Overspray on my dots?

  • Thread starter John Michael Streithorst
  • Start date

John Michael Streithorst


I am using Golden Fluid opaque black diluted 1:1 with golden's own thinner. Iwata HP-CS 0.3 needle and preassures from 25 to 15 psi. Distance was about 10 cm.

Got lots of overspray. Any thoughts?

20160222_003706699_iOS.jpg 20160222_003614955_iOS.jpg
5:1?! OK, will try that. Any thoughts on air pressure?
This is how I think of it......

the lower you set the psi the greater you have to reduce, but it means less overspray (good for the painting and your lungs)

there are times I've seen some people go 1:20 (paint:reducer) and 10psi when doing fine detail. it just means more passes to get the colour intensities you are after.

reduction ratios will vary depending on the brand /type of paint you are using, needle size being used, current air temp and humidity you are experiencing.

unfortunately no magic recipe.
Thanks to all! This is very helpfull. Will set my pressure to 15 psi and increase reduction from 4:1 and up.
The further away from the paper you get the greater the dot size and the more obvious the over spray. For the set up you're using that looks pretty normal.
That's not overspray, it's just the paint that is too thick as what's been mentioned. Even with thinner paint the spray pattern will still be that size but much smoother. Everything not directly under the tip is overspray. You need to learn to control with either the direction you are shooting or with distance or by blocking it out with shields or masks.
Thank you AndreZA. That makes sense and is consistent with what I observed. I reduced the paint to 5:1 and the spray patern is the same, but as you said, smoother.

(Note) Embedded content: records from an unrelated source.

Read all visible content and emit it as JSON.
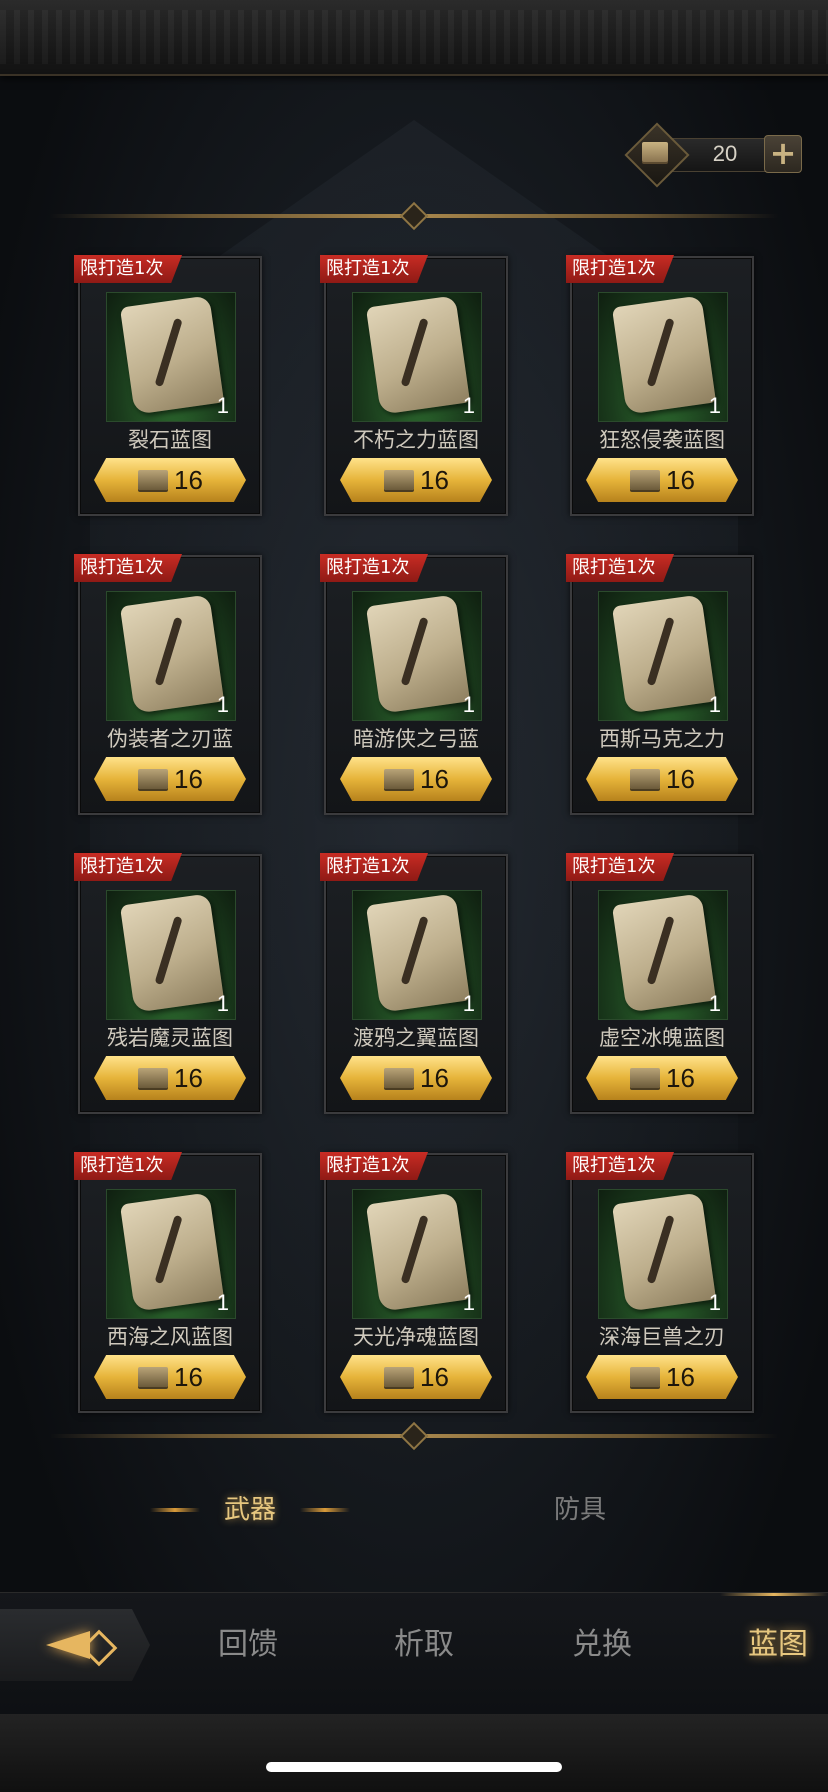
{
  "currency": {
    "icon": "blueprint-book-icon",
    "amount": "20",
    "add_icon": "plus-icon"
  },
  "cards": [
    {
      "tag": "限打造1次",
      "name": "裂石蓝图",
      "qty": "1",
      "price": "16"
    },
    {
      "tag": "限打造1次",
      "name": "不朽之力蓝图",
      "qty": "1",
      "price": "16"
    },
    {
      "tag": "限打造1次",
      "name": "狂怒侵袭蓝图",
      "qty": "1",
      "price": "16"
    },
    {
      "tag": "限打造1次",
      "name": "伪装者之刃蓝",
      "qty": "1",
      "price": "16"
    },
    {
      "tag": "限打造1次",
      "name": "暗游侠之弓蓝",
      "qty": "1",
      "price": "16"
    },
    {
      "tag": "限打造1次",
      "name": "西斯马克之力",
      "qty": "1",
      "price": "16"
    },
    {
      "tag": "限打造1次",
      "name": "残岩魔灵蓝图",
      "qty": "1",
      "price": "16"
    },
    {
      "tag": "限打造1次",
      "name": "渡鸦之翼蓝图",
      "qty": "1",
      "price": "16"
    },
    {
      "tag": "限打造1次",
      "name": "虚空冰魄蓝图",
      "qty": "1",
      "price": "16"
    },
    {
      "tag": "限打造1次",
      "name": "西海之风蓝图",
      "qty": "1",
      "price": "16"
    },
    {
      "tag": "限打造1次",
      "name": "天光净魂蓝图",
      "qty": "1",
      "price": "16"
    },
    {
      "tag": "限打造1次",
      "name": "深海巨兽之刃",
      "qty": "1",
      "price": "16"
    }
  ],
  "tabs": {
    "weapon": "武器",
    "armor": "防具",
    "active": "weapon"
  },
  "nav": {
    "items": [
      "回馈",
      "析取",
      "兑换",
      "蓝图"
    ],
    "active": "蓝图"
  },
  "colors": {
    "accent_gold": "#e7c77f",
    "tag_red": "#c82c24",
    "price_gold": "#e6b43a"
  }
}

Once again, thanks to all of you. This has been very helpfull.
Overspray is a widely used term but most often it's in regard to paint going where it isn't wanted. I'm not sure how you are using the term overspray here, but if it's in regard to the width of the dot that it's just the spray pattern of your airbrush. Going closer and playing around with the airpressure can make it larger or smaller but other than that it's just wat your brush does (and what makes it possible to make those nice fades)

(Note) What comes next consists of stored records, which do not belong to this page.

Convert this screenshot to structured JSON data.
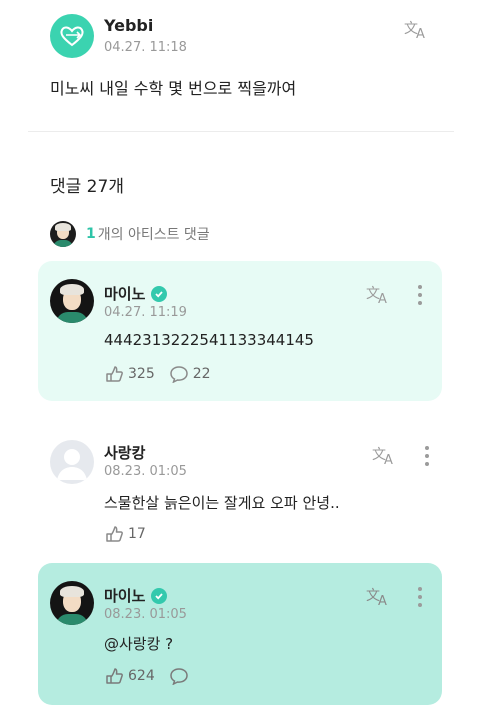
{
  "post": {
    "author": "Yebbi",
    "time": "04.27. 11:18",
    "text": "미노씨 내일 수학 몇 번으로 찍을까여"
  },
  "comments_section": {
    "title": "댓글 27개",
    "artist_count": "1",
    "artist_label": "개의 아티스트 댓글"
  },
  "comments": [
    {
      "author": "마이노",
      "time": "04.27. 11:19",
      "text": "4442313222541133344145",
      "likes": "325",
      "replies": "22"
    },
    {
      "author": "사랑캉",
      "time": "08.23. 01:05",
      "text": "스물한살 늙은이는 잘게요 오파 안녕..",
      "likes": "17"
    },
    {
      "author": "마이노",
      "time": "08.23. 01:05",
      "text": "@사랑캉 ?",
      "likes": "624",
      "replies": ""
    }
  ],
  "colors": {
    "accent": "#2ec4a8",
    "artist_card": "#e7fbf5",
    "artist_card_highlight": "#b5ece0"
  }
}
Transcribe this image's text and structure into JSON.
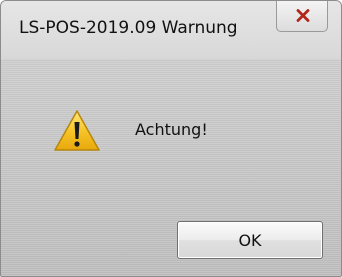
{
  "window": {
    "title": "LS-POS-2019.09 Warnung"
  },
  "close": {
    "icon": "close-icon",
    "color": "#c42b1c"
  },
  "message": {
    "icon": "warning-icon",
    "text": "Achtung!"
  },
  "buttons": {
    "ok_label": "OK"
  }
}
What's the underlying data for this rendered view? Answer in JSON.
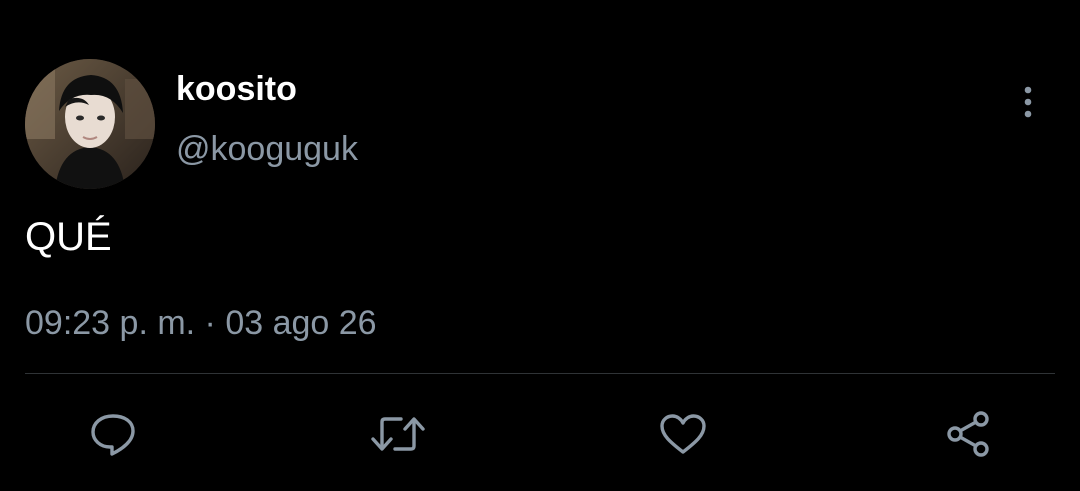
{
  "tweet": {
    "author": {
      "display_name": "koosito",
      "handle": "@kooguguk",
      "avatar_icon": "profile-photo"
    },
    "text": "QUÉ",
    "timestamp": "09:23 p. m. · 03 ago 26"
  },
  "actions": {
    "reply_icon": "comment-icon",
    "retweet_icon": "retweet-icon",
    "like_icon": "heart-icon",
    "share_icon": "share-icon",
    "more_icon": "more-vertical-icon"
  },
  "colors": {
    "background": "#000000",
    "primary_text": "#ffffff",
    "secondary_text": "#8b98a5",
    "divider": "#2f3336"
  }
}
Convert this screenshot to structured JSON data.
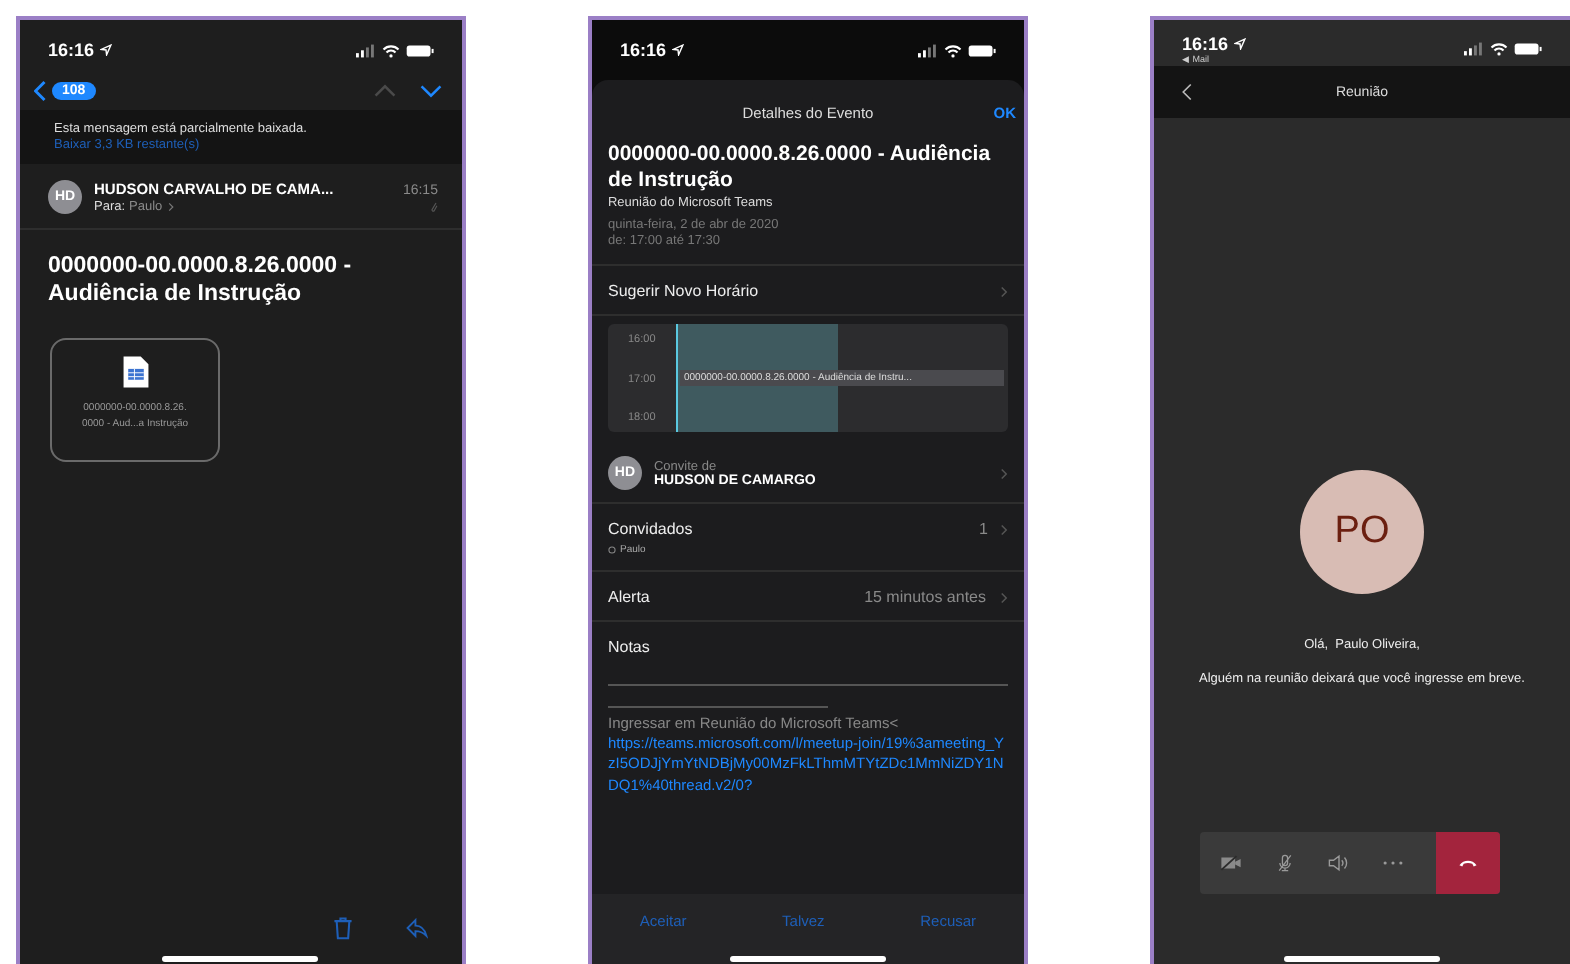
{
  "mail": {
    "status_time": "16:16",
    "unread_badge": "108",
    "notice": "Esta mensagem está parcialmente baixada.",
    "download_link": "Baixar 3,3 KB restante(s)",
    "sender_initials": "HD",
    "sender": "HUDSON CARVALHO DE CAMA...",
    "received_time": "16:15",
    "to_label": "Para:",
    "to_name": "Paulo",
    "subject": "0000000-00.0000.8.26.0000 - Audiência de Instrução",
    "attachment_lines": [
      "0000000-00.0000.8.26.",
      "0000 - Aud...a Instrução"
    ]
  },
  "event": {
    "status_time": "16:16",
    "header_title": "Detalhes do Evento",
    "ok_button": "OK",
    "title": "0000000-00.0000.8.26.0000 - Audiência de Instrução",
    "subtitle": "Reunião do Microsoft Teams",
    "date": "quinta-feira, 2 de abr de 2020",
    "time_range": "de: 17:00 até 17:30",
    "suggest_row": "Sugerir Novo Horário",
    "calendar": {
      "hours": [
        "16:00",
        "17:00",
        "18:00"
      ],
      "event_label": "0000000-00.0000.8.26.0000 - Audiência de Instru..."
    },
    "organizer": {
      "initials": "HD",
      "caption": "Convite de",
      "name": "HUDSON DE CAMARGO"
    },
    "invitees": {
      "label": "Convidados",
      "count": "1",
      "names": [
        "Paulo"
      ]
    },
    "alert": {
      "label": "Alerta",
      "value": "15 minutos antes"
    },
    "notes_label": "Notas",
    "notes_text": "Ingressar em Reunião do Microsoft Teams<",
    "notes_link": "https://teams.microsoft.com/l/meetup-join/19%3ameeting_YzI5ODJjYmYtNDBjMy00MzFkLThmMTYtZDc1MmNiZDY1NDQ1%40thread.v2/0?",
    "actions": [
      "Aceitar",
      "Talvez",
      "Recusar"
    ]
  },
  "call": {
    "status_time": "16:16",
    "back_app": "◀ Mail",
    "title": "Reunião",
    "avatar_initials": "PO",
    "greeting": "Olá,  Paulo Oliveira,",
    "message": "Alguém na reunião deixará que você ingresse em breve.",
    "controls": [
      {
        "kind": "camera-off"
      },
      {
        "kind": "mic-off"
      },
      {
        "kind": "speaker"
      },
      {
        "kind": "more"
      },
      {
        "kind": "hang-up"
      }
    ]
  }
}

The spray patter itself isn't "realy nice" though (very "spickly"). It should give a smooth transition from dark to light. This is probably down to a combination of reduction (paint too thick or losing viscosity) and airpressure. getting a hold of that is part of the learning process I'm afraid.

The following might be interesting: http://www.airbrushforum.org/threads/transparants-opaques-reducing-and-viscosity.12903/
That was very usefullDutchairbrush, thank you.

By overspray I meant the small paint "points" outside the Dot itself. I would imagine that the effect that I am getting would make a shade around the dot itself...